The appellate court offered two reasons the judgment should not be reversible per se as structural error. It first determined that appellant counsel’s failure to object to the incorrect verdict forms waived the claim of structural error. Second, even if the claim was not forfeited, reversal was not required, in the court’s view, because the defect constitutes harmless error. On this second point, it acknowledges that appellate courts may not “imply findings” to “save” a defective special verdict. But cases so holding have not considered applying the California constitutional principal of determining whether there has been a “miscarriage of justice.” The court then determined that because the judgment here was “clearly right” and that it had no legitimate doubt that appellant was not prejudiced by the error, it would not reverse.
I think it is fair to say that on the matter of defective special jury findings, this opinion goes where no other case has gone. Not only does the trial judge become a thirteenth jury who interprets what the jury would have done if given correct choices, the appellate court becomes the fourteenth , fifteenth and sixteenth jurors in determining the outcome.
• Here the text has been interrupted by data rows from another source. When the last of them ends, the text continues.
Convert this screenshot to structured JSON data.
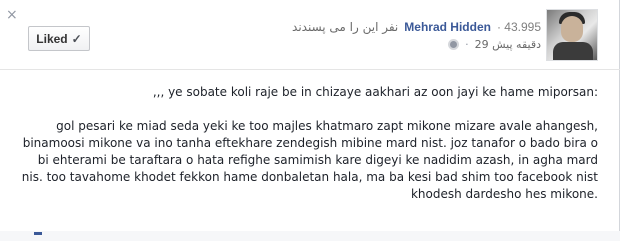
{
  "header": {
    "close_glyph": "×",
    "liked_label": "Liked",
    "liked_check": "✓",
    "count": "· 43.995",
    "author": "Mehrad Hidden",
    "like_text": "نفر این را می پسندند",
    "timestamp": "29 دقیقه پیش",
    "separator": "·"
  },
  "post": {
    "first_line": ",,, ye sobate koli raje be in chizaye aakhari az oon jayi ke hame miporsan:",
    "body": "gol pesari ke miad seda yeki ke too majles khatmaro zapt mikone mizare avale ahangesh, binamoosi mikone va ino tanha eftekhare zendegish mibine mard nist. joz tanafor o bado bira o bi ehterami be taraftara o hata refighe samimish kare digeyi ke nadidim azash, in agha mard nis. too tavahome khodet fekkon hame donbaletan hala, ma ba kesi bad shim too facebook nist khodesh dardesho hes mikone."
  },
  "icons": {
    "close": "close-icon",
    "check": "check-icon",
    "globe": "globe-icon",
    "avatar": "avatar"
  },
  "colors": {
    "link": "#3b5998",
    "meta": "#6a6a6a",
    "text": "#1d2129"
  }
}
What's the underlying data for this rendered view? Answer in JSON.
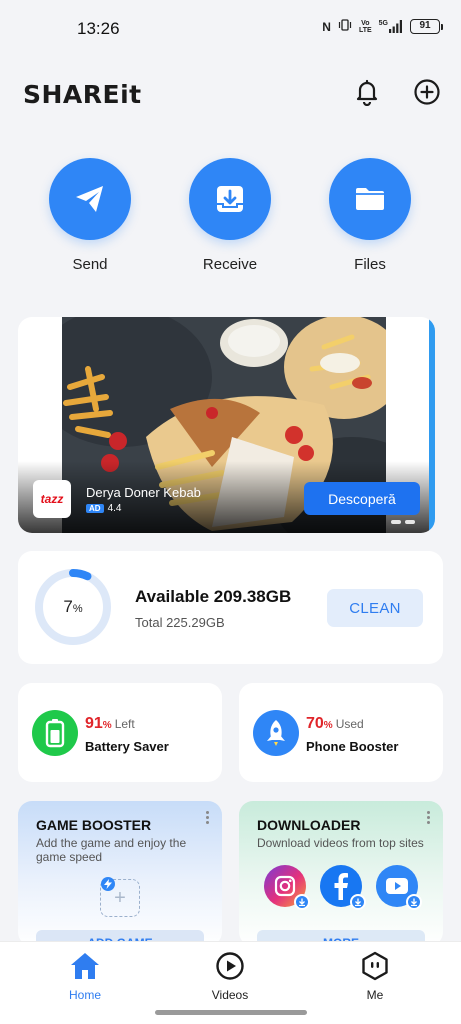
{
  "status_bar": {
    "time": "13:26",
    "nfc": "N",
    "volte_top": "Vo",
    "volte_bottom": "LTE",
    "network": "5G",
    "battery": "91"
  },
  "header": {
    "logo": "SHAREit",
    "icons": [
      "bell-icon",
      "plus-circle-icon"
    ]
  },
  "quick_actions": [
    {
      "label": "Send",
      "icon": "paper-plane-icon"
    },
    {
      "label": "Receive",
      "icon": "download-tray-icon"
    },
    {
      "label": "Files",
      "icon": "folder-icon"
    }
  ],
  "ad": {
    "brand_logo": "tazz",
    "title": "Derya Doner Kebab",
    "badge": "AD",
    "rating": "4.4",
    "cta": "Descoperă"
  },
  "storage": {
    "percent_value": "7",
    "percent_sign": "%",
    "used_fraction": 0.07,
    "available": "Available 209.38GB",
    "total": "Total 225.29GB",
    "clean_label": "CLEAN"
  },
  "battery_saver": {
    "value": "91",
    "unit": "%",
    "suffix": "Left",
    "name": "Battery Saver"
  },
  "phone_booster": {
    "value": "70",
    "unit": "%",
    "suffix": "Used",
    "name": "Phone Booster"
  },
  "game_booster": {
    "title": "GAME BOOSTER",
    "description": "Add the game and enjoy the game speed",
    "button": "ADD GAME"
  },
  "downloader": {
    "title": "DOWNLOADER",
    "description": "Download videos from top sites",
    "button": "MORE",
    "sites": [
      "instagram-icon",
      "facebook-icon",
      "youtube-icon"
    ]
  },
  "bottom_nav": [
    {
      "label": "Home",
      "icon": "home-icon",
      "active": true
    },
    {
      "label": "Videos",
      "icon": "play-circle-icon",
      "active": false
    },
    {
      "label": "Me",
      "icon": "profile-icon",
      "active": false
    }
  ],
  "colors": {
    "accent": "#2f86f6",
    "alert_red": "#e0252a",
    "battery_green": "#1fc94a"
  }
}
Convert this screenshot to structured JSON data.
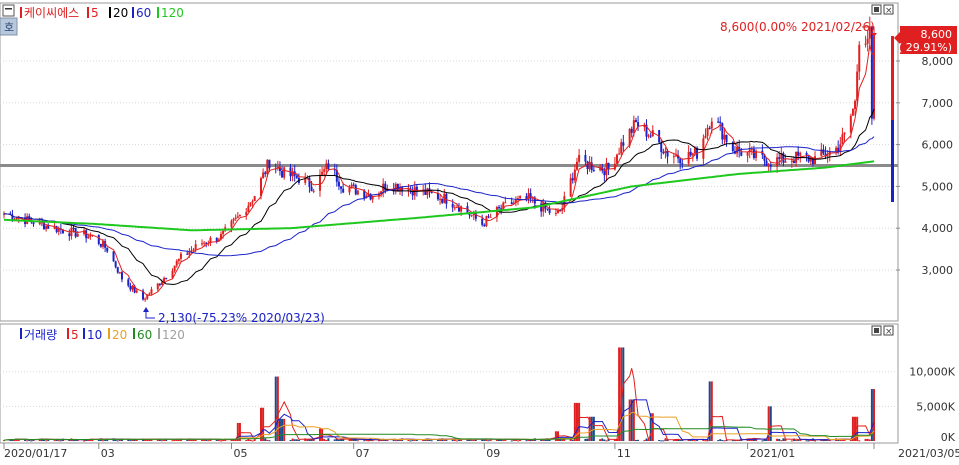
{
  "price_panel": {
    "legend": {
      "name": "케이씨에스",
      "ma": [
        {
          "label": "5",
          "color": "#e02020"
        },
        {
          "label": "20",
          "color": "#000000"
        },
        {
          "label": "60",
          "color": "#1a22c8"
        },
        {
          "label": "120",
          "color": "#1ec81e"
        }
      ]
    },
    "high_annotation": "8,600(0.00% 2021/02/26)",
    "low_annotation": "2,130(-75.23% 2020/03/23)",
    "current_price": "8,600",
    "current_change": "( 29.91%)",
    "y_ticks": [
      "8,000",
      "7,000",
      "6,000",
      "5,000",
      "4,000",
      "3,000"
    ]
  },
  "volume_panel": {
    "legend": {
      "name": "거래량",
      "ma": [
        {
          "label": "5",
          "color": "#e02020"
        },
        {
          "label": "10",
          "color": "#1a22c8"
        },
        {
          "label": "20",
          "color": "#e8a020"
        },
        {
          "label": "60",
          "color": "#208a20"
        },
        {
          "label": "120",
          "color": "#a0a0a0"
        }
      ]
    },
    "y_ticks": [
      "10,000K",
      "5,000K",
      "0K"
    ]
  },
  "x_axis_labels": [
    "2020/01/17",
    "03",
    "05",
    "07",
    "09",
    "11",
    "2021/01",
    "2021/03/05"
  ],
  "colors": {
    "up": "#e02020",
    "down": "#1a22c8",
    "ma5": "#e02020",
    "ma20": "#000000",
    "ma60": "#1a22c8",
    "ma120": "#1ec81e",
    "hline": "#808080"
  },
  "chart_data": {
    "type": "candlestick",
    "y_range": [
      2000,
      8600
    ],
    "horizontal_line": 5500,
    "x_start": "2020/01/17",
    "x_end": "2021/03/05",
    "close_anchors": [
      [
        "2020/01/17",
        4350
      ],
      [
        "2020/01/31",
        4150
      ],
      [
        "2020/02/14",
        3950
      ],
      [
        "2020/02/28",
        3800
      ],
      [
        "2020/03/06",
        3500
      ],
      [
        "2020/03/13",
        2800
      ],
      [
        "2020/03/23",
        2300
      ],
      [
        "2020/03/31",
        2700
      ],
      [
        "2020/04/10",
        3300
      ],
      [
        "2020/04/20",
        3650
      ],
      [
        "2020/04/29",
        3800
      ],
      [
        "2020/05/08",
        4300
      ],
      [
        "2020/05/15",
        4800
      ],
      [
        "2020/05/22",
        5600
      ],
      [
        "2020/05/29",
        5300
      ],
      [
        "2020/06/05",
        5200
      ],
      [
        "2020/06/12",
        5000
      ],
      [
        "2020/06/19",
        5500
      ],
      [
        "2020/06/26",
        5000
      ],
      [
        "2020/07/03",
        4900
      ],
      [
        "2020/07/10",
        4800
      ],
      [
        "2020/07/17",
        5050
      ],
      [
        "2020/07/24",
        5000
      ],
      [
        "2020/07/31",
        4900
      ],
      [
        "2020/08/07",
        4800
      ],
      [
        "2020/08/14",
        4700
      ],
      [
        "2020/08/21",
        4500
      ],
      [
        "2020/08/31",
        4100
      ],
      [
        "2020/09/07",
        4400
      ],
      [
        "2020/09/14",
        4600
      ],
      [
        "2020/09/22",
        4700
      ],
      [
        "2020/10/05",
        4300
      ],
      [
        "2020/10/08",
        4500
      ],
      [
        "2020/10/15",
        5600
      ],
      [
        "2020/10/22",
        5500
      ],
      [
        "2020/10/30",
        5400
      ],
      [
        "2020/11/05",
        6000
      ],
      [
        "2020/11/12",
        6500
      ],
      [
        "2020/11/20",
        6200
      ],
      [
        "2020/11/27",
        5800
      ],
      [
        "2020/12/04",
        5700
      ],
      [
        "2020/12/11",
        5800
      ],
      [
        "2020/12/18",
        6700
      ],
      [
        "2020/12/28",
        5900
      ],
      [
        "2021/01/08",
        5700
      ],
      [
        "2021/01/15",
        5600
      ],
      [
        "2021/01/22",
        5650
      ],
      [
        "2021/01/29",
        5700
      ],
      [
        "2021/02/05",
        5650
      ],
      [
        "2021/02/15",
        5900
      ],
      [
        "2021/02/19",
        6200
      ],
      [
        "2021/02/24",
        7000
      ],
      [
        "2021/02/26",
        8600
      ],
      [
        "2021/03/05",
        8600
      ]
    ],
    "ma120_anchors": [
      [
        "2020/01/17",
        4200
      ],
      [
        "2020/03/01",
        4100
      ],
      [
        "2020/04/15",
        3950
      ],
      [
        "2020/06/01",
        4000
      ],
      [
        "2020/08/01",
        4250
      ],
      [
        "2020/09/25",
        4500
      ],
      [
        "2020/11/10",
        5000
      ],
      [
        "2020/12/31",
        5300
      ],
      [
        "2021/02/10",
        5450
      ],
      [
        "2021/03/05",
        5600
      ]
    ],
    "volume_spikes_k": [
      [
        "2020/05/08",
        2600
      ],
      [
        "2020/05/18",
        4800
      ],
      [
        "2020/05/25",
        9300
      ],
      [
        "2020/05/28",
        3200
      ],
      [
        "2020/06/15",
        1800
      ],
      [
        "2020/10/05",
        1400
      ],
      [
        "2020/10/15",
        5500
      ],
      [
        "2020/10/22",
        3500
      ],
      [
        "2020/11/05",
        13500
      ],
      [
        "2020/11/10",
        6000
      ],
      [
        "2020/11/20",
        4000
      ],
      [
        "2020/12/18",
        8600
      ],
      [
        "2021/01/15",
        5000
      ],
      [
        "2021/02/24",
        3500
      ],
      [
        "2021/03/05",
        7500
      ]
    ],
    "volume_y_range": [
      0,
      14000
    ]
  }
}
And the notion of waiver here puts a heavy responsibility on trial counsel to carefully read final copies of jury instructions and verdict forms previously approved, out of concern that opposing counsel may have mistakenly changed the previous approved draft.